Saturday, 6 February 2010

Visit to Bolam Lake

This morning, G and I decided that we wanted to walk somewhere different, so we went off to Bolam Lake. This used to be part of the grounds of Bolam Hall but now belongs to Northumberland County Council and is available for all to enjoy. Usually there are plenty of people walking, picnicing or even canoeing on the lake, but it was really lovely today because we nearly had the place to ourselves and there were no noisy children, so we could hear the birds uninterrupted!

Bolam Hall was built about 1800, on the site of the village of Bolam, which disappeared after the Great Plague. The lake was made by the then owners and many interesting trees were planted, some of which are still to be seen.
Having parked in a road-side car park, we walked round the end of the lake and along most of the other side, towards the Visitor Centre. We passed this view of the lake.

Unfortunately, the swans, various varieties of duck and the seagulls were feeding too far away, off the end of the island. Even when I went right in on the photo, they could not be seen, but there were a great crowd of them, all making use of an area that was ice-free. A little further along we came to this leaning tree.

I loved the line and filigree nature of it, only spoilt by the detritis that was set in the ice underneath it.

When we got to the Visitor Centre we looked at the plan of the site and decided to follow a tack round through the trees and rond the edge of the site, which passes an iron age fort. I am glad that we did because on the way we passed this monster.

All through the woods, and particularly near the lake, where there are a number of rhododendrons, there was much damage caused by the weight of the snow.
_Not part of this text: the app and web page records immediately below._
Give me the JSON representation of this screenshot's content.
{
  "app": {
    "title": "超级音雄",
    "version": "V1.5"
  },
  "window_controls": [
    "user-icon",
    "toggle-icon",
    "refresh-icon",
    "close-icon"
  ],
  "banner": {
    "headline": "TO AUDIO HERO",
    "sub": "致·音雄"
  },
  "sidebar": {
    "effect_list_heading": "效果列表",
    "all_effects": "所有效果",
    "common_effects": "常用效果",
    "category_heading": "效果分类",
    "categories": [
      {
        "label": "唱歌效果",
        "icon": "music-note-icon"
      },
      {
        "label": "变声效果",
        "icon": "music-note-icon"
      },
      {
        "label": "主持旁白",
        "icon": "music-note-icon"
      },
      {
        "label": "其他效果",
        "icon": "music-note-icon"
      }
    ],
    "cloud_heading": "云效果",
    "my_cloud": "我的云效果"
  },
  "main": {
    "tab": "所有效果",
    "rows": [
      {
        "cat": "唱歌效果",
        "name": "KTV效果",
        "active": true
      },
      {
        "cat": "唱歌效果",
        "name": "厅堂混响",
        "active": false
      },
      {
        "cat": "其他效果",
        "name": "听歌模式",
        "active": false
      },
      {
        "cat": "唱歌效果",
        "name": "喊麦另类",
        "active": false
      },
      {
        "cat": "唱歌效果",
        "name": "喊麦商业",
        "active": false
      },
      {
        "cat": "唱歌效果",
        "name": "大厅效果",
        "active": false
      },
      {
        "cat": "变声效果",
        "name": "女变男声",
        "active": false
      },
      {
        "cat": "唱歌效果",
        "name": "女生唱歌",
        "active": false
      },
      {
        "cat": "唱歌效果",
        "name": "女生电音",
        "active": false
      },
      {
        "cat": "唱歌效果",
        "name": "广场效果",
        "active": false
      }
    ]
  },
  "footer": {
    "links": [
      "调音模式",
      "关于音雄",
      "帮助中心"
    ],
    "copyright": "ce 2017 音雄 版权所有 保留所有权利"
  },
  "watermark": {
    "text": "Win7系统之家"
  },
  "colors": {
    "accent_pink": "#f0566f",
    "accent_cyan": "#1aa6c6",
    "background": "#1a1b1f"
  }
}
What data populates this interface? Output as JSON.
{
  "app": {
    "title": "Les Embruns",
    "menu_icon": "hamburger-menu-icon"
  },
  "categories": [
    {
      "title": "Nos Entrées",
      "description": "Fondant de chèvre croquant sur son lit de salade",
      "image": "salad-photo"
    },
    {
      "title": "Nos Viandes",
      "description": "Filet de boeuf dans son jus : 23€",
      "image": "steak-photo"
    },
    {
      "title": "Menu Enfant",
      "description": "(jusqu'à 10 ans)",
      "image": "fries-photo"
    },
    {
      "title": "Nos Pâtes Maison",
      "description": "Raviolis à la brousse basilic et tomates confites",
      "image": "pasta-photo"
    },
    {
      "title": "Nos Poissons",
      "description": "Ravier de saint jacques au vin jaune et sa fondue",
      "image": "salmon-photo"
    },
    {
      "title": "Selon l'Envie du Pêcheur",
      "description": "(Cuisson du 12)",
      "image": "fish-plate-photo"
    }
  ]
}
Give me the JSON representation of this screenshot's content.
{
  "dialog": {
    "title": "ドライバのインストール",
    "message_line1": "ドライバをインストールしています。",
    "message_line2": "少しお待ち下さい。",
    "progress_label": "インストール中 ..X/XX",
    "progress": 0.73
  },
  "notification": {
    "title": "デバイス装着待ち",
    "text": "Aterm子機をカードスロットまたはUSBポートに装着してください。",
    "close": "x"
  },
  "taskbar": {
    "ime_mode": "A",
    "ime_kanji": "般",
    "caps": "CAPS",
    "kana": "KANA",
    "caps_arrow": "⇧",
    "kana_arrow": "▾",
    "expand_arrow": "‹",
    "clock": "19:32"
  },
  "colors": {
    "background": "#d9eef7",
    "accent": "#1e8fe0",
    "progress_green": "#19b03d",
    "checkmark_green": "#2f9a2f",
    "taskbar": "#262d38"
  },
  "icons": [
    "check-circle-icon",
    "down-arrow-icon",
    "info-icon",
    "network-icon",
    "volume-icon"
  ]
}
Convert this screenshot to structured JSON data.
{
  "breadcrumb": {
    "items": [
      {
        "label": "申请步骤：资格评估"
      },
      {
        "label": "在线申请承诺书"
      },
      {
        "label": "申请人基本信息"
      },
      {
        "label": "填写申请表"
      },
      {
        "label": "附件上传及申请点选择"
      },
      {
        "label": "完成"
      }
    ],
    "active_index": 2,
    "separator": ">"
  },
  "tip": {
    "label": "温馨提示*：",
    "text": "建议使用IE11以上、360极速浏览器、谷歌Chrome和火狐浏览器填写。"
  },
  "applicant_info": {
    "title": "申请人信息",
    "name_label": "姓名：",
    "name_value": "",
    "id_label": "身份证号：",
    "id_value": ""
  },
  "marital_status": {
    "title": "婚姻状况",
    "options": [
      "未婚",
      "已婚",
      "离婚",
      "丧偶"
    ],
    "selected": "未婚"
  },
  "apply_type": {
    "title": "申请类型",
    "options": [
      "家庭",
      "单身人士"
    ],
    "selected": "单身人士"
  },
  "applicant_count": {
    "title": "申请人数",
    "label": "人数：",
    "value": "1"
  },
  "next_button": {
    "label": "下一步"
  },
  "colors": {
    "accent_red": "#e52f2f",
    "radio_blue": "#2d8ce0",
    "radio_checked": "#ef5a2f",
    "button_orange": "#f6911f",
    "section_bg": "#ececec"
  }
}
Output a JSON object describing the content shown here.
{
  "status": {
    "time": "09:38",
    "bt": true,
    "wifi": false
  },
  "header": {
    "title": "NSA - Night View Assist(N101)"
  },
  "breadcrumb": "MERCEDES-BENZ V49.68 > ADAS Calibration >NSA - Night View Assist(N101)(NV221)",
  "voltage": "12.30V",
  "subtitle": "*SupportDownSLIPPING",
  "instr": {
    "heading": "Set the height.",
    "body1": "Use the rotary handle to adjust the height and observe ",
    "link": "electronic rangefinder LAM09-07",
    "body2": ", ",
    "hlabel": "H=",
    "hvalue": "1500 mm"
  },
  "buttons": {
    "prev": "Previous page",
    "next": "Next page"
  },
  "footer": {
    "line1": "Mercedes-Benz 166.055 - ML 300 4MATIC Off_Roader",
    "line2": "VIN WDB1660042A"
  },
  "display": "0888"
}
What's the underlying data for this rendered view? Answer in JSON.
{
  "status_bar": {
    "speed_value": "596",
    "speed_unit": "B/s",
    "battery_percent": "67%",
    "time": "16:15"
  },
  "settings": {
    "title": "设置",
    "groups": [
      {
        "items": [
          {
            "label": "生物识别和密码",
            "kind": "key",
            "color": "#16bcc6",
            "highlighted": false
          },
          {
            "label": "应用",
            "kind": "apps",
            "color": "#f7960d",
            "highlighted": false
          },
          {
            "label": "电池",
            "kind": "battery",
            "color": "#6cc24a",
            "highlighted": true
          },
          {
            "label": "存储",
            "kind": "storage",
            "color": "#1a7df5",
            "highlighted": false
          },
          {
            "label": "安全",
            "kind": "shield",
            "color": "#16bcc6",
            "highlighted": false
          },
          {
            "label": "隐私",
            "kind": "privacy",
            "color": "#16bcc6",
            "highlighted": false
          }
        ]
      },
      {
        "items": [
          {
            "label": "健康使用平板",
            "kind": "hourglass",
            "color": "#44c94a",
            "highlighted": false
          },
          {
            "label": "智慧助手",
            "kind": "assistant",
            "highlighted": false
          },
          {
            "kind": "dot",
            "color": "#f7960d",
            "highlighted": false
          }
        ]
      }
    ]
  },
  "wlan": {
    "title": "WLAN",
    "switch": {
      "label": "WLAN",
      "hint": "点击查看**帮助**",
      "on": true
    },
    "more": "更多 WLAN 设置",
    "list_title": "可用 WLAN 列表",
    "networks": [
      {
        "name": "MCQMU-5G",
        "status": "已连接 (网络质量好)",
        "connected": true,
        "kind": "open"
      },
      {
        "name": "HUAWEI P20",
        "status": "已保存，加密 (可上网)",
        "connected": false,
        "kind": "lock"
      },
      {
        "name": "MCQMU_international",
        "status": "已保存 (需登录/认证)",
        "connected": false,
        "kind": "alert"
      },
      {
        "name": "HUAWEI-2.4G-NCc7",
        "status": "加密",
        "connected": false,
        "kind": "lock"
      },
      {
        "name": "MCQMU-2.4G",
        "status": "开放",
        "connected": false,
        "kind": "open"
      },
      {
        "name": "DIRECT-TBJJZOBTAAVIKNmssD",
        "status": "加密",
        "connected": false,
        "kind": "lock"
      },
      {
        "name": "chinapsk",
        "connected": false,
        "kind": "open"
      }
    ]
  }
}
A lot of work had already been done, especially where paths had been blocked, but there is much more to do. I expect that this monster had reached this state before the snow, probably by degrees over the last few years, with a gale taking it to its current stage. I wonder how many years it has seen.

Sadly, we failed to find the iron age fort but we completed our walk back at our car park and returned home feeling much refreshed for the hour in the fresh air.


mollygolver said...

I loved going for that virtual walk with you. The pictures are lovely. Gosh that poor old tree's taken a battering. One of my pet hates is when people just dump garbage everywhere as it seems in that beautiful lake. Shame on them!

Frances said...

Thank you, Withy, for taking us along for that walk. I would not otherwise have even known of the existance of Bolam Lake.

I love your use of the word "filagree." I really loved that photo of the trees whose branches hand near the lake.

Great to have a good walk outdoors in such lovely scenery. I guess that my walk around my city neighborhood this afternoon, that covered a bit over a mile was full of visual interest, but not too much of that interest was supplied by Mother Nature.


Pam said...

Such a sense of history in this post Withy, with haunting yet picturesque scenery, so very different to the brash, drought-weary suburban streets where I am.Thanks for the escape.x

Dave Hunt said...

Feel like we were with you, don't worry, we were not stalking, must have been someone else...
Your walk reminds me that this time of year is that gap between winter and spring, rather nice to think that nature is soon to stretch its legs and get ready for the year ahead.